It’s no secret that at the nation-state level, offensive cyber security technology is vastly out funding defensive technologies. Incidents fall primarily into criminal attacks and nation-state attacks. The former nearly entirely motivated by economics, leverages aged vulnerabilities, and can be structurally managed by a kill-chain methodology. The latter is motivated by espionage and other goals, leverages zero-day and wholly unrevealed vulnerabilities, and are usually implanted to be nearly undetectable until the enemy is ready to activate their payload.
A natural place to implant vulnerabilities is through programmable and customizable components such as FPGAs, ASICs, and SOCs that are ubiquitous throughout the military, government and industrial sectors. These components are the bedrock of defense systems, designed, built and delivered through complex multi-party global processes that affords many opportunities for malice to pass through to the end user undetected. In the past several years, compromises to this strata has been theorized academically, and in the recent news, this has been proven in actuality.
Chip Scan was founded to address these problems. Chip Scan takes a new approach to cyber security starting by securing the computing strata from the hardware-up using its hardware-up vision.

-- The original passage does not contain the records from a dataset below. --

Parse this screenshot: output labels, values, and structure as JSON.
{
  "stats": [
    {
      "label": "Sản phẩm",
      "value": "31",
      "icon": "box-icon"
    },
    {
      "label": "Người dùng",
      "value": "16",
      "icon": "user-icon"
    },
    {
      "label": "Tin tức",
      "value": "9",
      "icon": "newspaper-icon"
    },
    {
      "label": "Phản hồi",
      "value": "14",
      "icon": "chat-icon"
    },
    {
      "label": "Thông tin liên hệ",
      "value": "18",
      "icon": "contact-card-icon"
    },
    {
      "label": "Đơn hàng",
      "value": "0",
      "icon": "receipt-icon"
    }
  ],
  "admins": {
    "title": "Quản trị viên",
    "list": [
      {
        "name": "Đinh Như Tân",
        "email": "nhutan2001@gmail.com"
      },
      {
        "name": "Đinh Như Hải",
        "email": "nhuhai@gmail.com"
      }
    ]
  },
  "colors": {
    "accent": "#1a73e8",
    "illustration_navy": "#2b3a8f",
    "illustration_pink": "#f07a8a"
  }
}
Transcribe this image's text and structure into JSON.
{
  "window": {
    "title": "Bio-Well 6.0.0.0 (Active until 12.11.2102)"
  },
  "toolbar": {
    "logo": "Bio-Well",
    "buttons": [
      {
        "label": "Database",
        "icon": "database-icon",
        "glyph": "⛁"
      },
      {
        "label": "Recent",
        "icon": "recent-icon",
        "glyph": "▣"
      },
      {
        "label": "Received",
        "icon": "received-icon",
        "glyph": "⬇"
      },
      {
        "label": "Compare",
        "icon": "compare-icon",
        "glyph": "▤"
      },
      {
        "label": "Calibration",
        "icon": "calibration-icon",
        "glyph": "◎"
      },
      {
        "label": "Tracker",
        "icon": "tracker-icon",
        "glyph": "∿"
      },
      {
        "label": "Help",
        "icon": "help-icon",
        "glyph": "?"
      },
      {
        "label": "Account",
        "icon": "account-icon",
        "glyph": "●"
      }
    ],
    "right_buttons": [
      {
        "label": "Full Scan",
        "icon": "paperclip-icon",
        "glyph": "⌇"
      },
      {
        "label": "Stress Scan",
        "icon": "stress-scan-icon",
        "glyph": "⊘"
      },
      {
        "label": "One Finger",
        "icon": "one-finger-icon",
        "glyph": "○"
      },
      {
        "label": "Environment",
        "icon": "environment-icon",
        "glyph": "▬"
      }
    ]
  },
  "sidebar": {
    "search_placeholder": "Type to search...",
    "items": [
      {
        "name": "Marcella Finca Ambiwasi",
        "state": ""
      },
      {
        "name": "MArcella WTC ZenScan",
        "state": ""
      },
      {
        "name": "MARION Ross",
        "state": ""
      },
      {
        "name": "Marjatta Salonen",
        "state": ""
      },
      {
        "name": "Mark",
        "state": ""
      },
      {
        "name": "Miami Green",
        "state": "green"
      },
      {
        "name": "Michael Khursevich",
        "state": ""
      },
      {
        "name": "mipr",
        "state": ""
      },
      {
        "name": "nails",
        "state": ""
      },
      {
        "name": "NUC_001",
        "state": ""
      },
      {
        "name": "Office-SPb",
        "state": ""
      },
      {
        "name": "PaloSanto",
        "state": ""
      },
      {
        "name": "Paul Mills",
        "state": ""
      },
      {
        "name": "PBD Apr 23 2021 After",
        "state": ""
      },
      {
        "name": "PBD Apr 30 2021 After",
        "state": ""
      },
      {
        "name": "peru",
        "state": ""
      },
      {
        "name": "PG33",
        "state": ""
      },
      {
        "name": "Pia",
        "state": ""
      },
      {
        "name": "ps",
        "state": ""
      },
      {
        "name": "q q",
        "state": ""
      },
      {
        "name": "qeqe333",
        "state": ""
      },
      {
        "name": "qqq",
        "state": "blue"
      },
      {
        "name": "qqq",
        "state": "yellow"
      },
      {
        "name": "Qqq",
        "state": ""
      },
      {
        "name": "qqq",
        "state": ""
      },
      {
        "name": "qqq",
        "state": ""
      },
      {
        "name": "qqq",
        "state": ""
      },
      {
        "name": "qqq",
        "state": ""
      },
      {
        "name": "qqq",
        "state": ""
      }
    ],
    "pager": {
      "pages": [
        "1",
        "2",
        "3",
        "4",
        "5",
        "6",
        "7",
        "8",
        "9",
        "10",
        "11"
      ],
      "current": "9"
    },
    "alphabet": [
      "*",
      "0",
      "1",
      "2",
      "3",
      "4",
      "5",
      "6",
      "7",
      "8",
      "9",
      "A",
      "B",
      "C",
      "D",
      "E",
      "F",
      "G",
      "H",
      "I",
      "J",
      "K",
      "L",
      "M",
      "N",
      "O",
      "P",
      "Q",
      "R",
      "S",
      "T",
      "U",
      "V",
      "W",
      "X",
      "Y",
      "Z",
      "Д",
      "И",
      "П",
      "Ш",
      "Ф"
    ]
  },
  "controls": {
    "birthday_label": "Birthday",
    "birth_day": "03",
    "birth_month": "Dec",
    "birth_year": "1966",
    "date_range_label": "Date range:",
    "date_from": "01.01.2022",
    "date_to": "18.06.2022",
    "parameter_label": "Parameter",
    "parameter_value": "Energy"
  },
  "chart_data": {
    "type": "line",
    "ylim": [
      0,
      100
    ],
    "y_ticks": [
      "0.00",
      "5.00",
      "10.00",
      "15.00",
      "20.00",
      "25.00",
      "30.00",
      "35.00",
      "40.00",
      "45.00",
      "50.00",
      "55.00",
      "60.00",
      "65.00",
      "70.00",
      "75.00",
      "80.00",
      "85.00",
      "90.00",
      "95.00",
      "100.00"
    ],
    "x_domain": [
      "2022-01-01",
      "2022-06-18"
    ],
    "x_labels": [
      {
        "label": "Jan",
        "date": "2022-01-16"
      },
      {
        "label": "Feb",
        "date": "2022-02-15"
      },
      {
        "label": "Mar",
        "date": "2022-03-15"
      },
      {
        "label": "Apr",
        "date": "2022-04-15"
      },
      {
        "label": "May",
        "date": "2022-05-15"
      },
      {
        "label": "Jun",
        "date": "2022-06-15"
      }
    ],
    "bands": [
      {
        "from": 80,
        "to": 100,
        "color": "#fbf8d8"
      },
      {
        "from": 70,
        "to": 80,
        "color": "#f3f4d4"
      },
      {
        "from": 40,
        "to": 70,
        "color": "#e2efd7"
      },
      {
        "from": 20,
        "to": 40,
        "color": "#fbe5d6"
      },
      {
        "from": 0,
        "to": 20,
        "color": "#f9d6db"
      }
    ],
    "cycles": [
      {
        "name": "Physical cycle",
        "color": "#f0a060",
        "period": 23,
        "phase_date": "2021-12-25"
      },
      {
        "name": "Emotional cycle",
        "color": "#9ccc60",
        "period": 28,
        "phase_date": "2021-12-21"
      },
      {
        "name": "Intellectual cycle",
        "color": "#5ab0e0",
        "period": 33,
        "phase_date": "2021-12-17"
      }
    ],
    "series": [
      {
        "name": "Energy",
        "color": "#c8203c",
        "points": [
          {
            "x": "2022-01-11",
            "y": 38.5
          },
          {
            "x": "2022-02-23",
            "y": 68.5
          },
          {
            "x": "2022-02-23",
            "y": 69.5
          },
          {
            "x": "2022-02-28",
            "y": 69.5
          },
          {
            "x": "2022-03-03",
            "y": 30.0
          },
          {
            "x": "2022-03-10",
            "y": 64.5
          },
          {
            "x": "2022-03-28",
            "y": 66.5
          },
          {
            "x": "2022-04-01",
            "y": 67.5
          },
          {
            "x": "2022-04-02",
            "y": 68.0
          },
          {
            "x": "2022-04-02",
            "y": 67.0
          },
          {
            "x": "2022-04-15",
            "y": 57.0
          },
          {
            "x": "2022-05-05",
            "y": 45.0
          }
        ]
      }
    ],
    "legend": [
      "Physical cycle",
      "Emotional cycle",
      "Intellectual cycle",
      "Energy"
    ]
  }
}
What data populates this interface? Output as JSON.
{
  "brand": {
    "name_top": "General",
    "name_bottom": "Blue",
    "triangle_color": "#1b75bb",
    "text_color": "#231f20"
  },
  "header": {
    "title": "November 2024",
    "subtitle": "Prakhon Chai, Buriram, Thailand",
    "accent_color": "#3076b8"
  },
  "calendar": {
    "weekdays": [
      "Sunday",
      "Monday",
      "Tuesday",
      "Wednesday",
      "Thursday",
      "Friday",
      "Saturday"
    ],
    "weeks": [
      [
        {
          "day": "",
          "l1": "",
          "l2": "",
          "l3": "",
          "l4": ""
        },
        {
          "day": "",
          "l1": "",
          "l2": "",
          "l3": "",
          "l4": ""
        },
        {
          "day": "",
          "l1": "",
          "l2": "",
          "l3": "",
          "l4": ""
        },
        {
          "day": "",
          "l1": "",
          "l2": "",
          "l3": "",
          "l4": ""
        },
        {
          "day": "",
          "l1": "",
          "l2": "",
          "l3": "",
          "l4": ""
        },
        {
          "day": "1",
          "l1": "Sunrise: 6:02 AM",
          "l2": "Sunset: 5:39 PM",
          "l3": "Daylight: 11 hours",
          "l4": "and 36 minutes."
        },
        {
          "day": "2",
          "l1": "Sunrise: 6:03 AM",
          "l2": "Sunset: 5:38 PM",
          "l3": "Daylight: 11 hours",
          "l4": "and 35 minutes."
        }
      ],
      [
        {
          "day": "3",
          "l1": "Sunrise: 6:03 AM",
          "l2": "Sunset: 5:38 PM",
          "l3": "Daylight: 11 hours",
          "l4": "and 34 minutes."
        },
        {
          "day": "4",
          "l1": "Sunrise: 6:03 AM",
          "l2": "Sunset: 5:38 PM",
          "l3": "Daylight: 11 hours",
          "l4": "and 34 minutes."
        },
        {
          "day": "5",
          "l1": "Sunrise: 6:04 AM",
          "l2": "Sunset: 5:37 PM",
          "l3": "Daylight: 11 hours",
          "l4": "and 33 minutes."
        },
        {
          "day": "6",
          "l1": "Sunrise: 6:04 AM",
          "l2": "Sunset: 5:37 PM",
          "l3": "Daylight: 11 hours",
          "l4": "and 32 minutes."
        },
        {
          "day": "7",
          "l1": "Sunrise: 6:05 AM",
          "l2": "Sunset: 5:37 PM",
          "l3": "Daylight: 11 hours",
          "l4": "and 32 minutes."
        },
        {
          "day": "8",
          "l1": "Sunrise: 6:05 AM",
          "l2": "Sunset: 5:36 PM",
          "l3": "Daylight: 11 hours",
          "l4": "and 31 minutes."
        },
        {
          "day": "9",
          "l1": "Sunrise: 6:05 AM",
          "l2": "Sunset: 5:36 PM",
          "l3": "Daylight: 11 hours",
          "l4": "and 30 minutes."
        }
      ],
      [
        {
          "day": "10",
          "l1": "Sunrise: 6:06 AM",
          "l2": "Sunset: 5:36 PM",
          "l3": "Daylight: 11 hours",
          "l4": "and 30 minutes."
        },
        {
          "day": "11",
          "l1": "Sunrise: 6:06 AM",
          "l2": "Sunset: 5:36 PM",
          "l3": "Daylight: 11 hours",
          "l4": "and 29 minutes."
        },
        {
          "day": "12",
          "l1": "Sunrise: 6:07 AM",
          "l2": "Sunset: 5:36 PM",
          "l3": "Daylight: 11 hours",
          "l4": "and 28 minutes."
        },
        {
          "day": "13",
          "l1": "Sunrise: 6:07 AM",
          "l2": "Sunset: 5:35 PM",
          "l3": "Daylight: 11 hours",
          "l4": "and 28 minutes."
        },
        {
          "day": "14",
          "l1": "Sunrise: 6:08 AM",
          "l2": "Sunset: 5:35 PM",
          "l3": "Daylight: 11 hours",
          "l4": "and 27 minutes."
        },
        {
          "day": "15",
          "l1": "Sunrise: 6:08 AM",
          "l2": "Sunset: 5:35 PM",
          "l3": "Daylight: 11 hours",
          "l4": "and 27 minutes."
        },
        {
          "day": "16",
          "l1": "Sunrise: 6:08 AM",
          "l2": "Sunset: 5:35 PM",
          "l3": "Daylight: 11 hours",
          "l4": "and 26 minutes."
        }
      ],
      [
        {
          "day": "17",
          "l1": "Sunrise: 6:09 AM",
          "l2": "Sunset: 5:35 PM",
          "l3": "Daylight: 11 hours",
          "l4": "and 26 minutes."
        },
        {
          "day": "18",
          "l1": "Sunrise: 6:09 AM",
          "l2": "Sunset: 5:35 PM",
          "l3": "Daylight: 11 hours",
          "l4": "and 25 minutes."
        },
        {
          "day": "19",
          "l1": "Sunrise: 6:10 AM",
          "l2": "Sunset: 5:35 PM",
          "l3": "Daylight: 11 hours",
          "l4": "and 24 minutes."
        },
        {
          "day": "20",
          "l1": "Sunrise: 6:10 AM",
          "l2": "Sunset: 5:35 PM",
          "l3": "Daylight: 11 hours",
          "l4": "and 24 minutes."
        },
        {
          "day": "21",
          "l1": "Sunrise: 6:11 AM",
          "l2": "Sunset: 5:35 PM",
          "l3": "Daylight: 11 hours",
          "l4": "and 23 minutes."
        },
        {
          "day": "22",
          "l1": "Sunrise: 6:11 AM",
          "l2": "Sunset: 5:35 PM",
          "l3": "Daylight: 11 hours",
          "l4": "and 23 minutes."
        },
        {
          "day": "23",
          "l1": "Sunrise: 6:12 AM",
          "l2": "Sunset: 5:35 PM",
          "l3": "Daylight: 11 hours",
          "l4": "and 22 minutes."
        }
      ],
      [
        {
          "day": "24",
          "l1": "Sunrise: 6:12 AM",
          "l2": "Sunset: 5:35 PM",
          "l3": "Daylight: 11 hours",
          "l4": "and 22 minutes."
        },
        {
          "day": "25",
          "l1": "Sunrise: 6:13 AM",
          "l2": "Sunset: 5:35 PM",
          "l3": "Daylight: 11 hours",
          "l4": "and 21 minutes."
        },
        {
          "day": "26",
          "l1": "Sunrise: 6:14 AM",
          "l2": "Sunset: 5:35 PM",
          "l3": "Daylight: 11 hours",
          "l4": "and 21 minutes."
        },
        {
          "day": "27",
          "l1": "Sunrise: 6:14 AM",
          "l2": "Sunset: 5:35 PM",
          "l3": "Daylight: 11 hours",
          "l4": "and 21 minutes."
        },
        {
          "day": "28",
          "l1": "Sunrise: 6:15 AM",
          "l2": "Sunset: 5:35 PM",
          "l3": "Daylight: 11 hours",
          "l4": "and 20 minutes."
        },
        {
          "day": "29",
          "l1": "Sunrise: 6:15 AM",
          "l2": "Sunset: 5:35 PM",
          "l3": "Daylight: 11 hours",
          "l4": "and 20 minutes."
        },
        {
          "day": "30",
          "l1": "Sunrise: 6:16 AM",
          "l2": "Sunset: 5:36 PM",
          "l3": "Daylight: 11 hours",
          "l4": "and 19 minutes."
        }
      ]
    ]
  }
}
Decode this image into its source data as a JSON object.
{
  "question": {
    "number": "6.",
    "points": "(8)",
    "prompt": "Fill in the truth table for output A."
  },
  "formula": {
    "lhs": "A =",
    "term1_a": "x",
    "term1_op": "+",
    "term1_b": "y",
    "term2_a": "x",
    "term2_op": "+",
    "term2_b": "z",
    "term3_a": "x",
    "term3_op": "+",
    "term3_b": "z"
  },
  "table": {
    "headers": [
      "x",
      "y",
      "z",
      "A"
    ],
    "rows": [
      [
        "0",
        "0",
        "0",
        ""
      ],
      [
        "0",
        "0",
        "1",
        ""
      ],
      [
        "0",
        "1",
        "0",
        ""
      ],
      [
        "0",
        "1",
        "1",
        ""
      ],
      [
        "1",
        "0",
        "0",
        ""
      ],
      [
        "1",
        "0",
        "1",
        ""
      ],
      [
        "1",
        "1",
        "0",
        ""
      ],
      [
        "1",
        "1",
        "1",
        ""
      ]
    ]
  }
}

ESPY is a static analysis tool to detect undocumented features in hardware designs before the product hits the market. Originally developed under DARPA contract at Columbia University, and later funded through OSD/ONR SBIR Phase II contract, Chip Scan has developed novel techniques for exposing compromised hardware during design and integration. These patented techniques have been thoroughly red-teamed and is now available in the form of an enterprise-grade and military-grade assurance appliances.